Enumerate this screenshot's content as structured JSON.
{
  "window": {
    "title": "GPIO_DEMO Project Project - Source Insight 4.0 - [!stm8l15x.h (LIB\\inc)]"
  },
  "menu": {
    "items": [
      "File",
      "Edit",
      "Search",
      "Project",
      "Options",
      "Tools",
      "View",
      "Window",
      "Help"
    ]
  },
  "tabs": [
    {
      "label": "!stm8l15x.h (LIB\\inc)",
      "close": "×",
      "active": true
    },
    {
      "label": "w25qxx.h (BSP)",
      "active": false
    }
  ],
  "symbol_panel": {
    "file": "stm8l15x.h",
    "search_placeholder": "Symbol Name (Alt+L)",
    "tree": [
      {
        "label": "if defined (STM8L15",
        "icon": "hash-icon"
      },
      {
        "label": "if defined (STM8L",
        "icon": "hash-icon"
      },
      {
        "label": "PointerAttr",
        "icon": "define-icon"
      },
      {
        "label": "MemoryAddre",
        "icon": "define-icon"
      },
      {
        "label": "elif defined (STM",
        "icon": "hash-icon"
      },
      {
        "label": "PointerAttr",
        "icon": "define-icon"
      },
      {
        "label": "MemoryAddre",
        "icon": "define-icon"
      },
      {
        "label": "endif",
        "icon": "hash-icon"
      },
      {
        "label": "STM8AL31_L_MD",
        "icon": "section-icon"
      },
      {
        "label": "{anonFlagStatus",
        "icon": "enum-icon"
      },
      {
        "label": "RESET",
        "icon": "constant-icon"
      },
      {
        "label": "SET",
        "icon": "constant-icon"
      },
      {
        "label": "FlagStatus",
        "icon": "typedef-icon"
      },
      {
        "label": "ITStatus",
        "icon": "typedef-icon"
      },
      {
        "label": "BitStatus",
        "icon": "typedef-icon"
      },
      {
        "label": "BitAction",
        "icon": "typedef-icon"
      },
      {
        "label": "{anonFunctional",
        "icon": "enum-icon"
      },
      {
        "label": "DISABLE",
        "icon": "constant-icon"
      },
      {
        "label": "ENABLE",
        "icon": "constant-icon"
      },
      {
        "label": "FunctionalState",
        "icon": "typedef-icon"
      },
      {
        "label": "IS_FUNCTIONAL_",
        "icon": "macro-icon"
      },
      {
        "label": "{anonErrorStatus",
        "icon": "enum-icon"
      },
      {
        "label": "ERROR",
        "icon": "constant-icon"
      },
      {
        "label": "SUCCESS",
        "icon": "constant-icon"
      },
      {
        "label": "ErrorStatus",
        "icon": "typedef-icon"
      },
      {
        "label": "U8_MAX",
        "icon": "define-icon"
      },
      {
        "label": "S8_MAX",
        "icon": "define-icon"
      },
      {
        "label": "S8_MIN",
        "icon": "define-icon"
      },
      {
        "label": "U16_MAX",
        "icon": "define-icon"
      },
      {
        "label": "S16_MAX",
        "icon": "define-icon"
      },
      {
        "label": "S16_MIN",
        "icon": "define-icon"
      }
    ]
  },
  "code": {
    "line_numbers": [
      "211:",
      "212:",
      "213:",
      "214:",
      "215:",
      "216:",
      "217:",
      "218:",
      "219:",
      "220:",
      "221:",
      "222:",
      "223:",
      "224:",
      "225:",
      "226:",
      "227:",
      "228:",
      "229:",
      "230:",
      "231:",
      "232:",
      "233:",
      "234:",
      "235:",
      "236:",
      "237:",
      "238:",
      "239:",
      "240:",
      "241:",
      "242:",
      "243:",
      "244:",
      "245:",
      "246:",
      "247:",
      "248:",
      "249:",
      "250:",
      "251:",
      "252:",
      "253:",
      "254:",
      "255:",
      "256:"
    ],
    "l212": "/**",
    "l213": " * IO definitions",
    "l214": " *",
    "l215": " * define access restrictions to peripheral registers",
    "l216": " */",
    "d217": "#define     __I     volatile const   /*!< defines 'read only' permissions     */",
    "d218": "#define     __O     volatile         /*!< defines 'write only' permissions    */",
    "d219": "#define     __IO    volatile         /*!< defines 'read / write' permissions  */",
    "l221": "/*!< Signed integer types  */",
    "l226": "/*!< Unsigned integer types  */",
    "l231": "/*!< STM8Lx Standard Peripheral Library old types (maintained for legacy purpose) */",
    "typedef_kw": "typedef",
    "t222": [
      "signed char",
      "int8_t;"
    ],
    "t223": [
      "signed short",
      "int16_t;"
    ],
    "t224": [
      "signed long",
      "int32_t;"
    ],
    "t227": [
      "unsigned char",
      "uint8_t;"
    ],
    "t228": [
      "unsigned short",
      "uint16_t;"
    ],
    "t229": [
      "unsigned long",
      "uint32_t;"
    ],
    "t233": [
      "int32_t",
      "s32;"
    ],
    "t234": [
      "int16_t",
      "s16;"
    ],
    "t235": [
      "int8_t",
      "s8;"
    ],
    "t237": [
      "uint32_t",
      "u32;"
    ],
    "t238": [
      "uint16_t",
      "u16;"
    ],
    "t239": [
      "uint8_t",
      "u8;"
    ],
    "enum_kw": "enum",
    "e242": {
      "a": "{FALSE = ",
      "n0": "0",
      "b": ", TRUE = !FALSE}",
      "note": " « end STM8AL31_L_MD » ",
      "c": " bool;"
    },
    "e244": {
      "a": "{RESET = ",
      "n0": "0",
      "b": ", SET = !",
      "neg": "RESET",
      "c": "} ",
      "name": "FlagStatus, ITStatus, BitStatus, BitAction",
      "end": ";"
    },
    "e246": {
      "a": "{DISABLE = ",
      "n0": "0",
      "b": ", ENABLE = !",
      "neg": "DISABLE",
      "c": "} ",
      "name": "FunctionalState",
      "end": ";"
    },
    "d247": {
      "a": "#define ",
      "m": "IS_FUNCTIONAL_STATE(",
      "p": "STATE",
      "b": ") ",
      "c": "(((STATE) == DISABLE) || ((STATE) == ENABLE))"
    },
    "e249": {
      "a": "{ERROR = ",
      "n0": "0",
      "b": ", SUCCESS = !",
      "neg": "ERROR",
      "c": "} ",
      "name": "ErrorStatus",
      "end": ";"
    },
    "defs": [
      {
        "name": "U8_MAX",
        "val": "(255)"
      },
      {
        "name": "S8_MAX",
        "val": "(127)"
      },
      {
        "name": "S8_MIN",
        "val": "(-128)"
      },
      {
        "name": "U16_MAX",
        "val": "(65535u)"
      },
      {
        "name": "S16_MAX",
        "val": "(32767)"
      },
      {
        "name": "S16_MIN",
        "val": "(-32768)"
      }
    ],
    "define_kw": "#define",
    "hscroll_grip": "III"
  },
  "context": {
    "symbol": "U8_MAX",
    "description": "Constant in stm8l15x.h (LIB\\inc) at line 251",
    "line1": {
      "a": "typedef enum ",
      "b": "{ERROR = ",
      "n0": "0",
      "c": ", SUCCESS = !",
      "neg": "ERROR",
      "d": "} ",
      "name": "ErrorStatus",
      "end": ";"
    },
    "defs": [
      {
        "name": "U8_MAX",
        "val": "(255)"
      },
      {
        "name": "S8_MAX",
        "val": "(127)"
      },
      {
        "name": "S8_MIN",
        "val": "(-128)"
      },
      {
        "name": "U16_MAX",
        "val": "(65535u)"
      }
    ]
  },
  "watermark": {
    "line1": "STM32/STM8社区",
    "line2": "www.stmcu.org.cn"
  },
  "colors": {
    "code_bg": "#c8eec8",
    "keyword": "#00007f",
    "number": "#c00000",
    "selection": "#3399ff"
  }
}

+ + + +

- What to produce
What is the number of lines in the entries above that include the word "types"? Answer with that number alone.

- Output for this exercise
3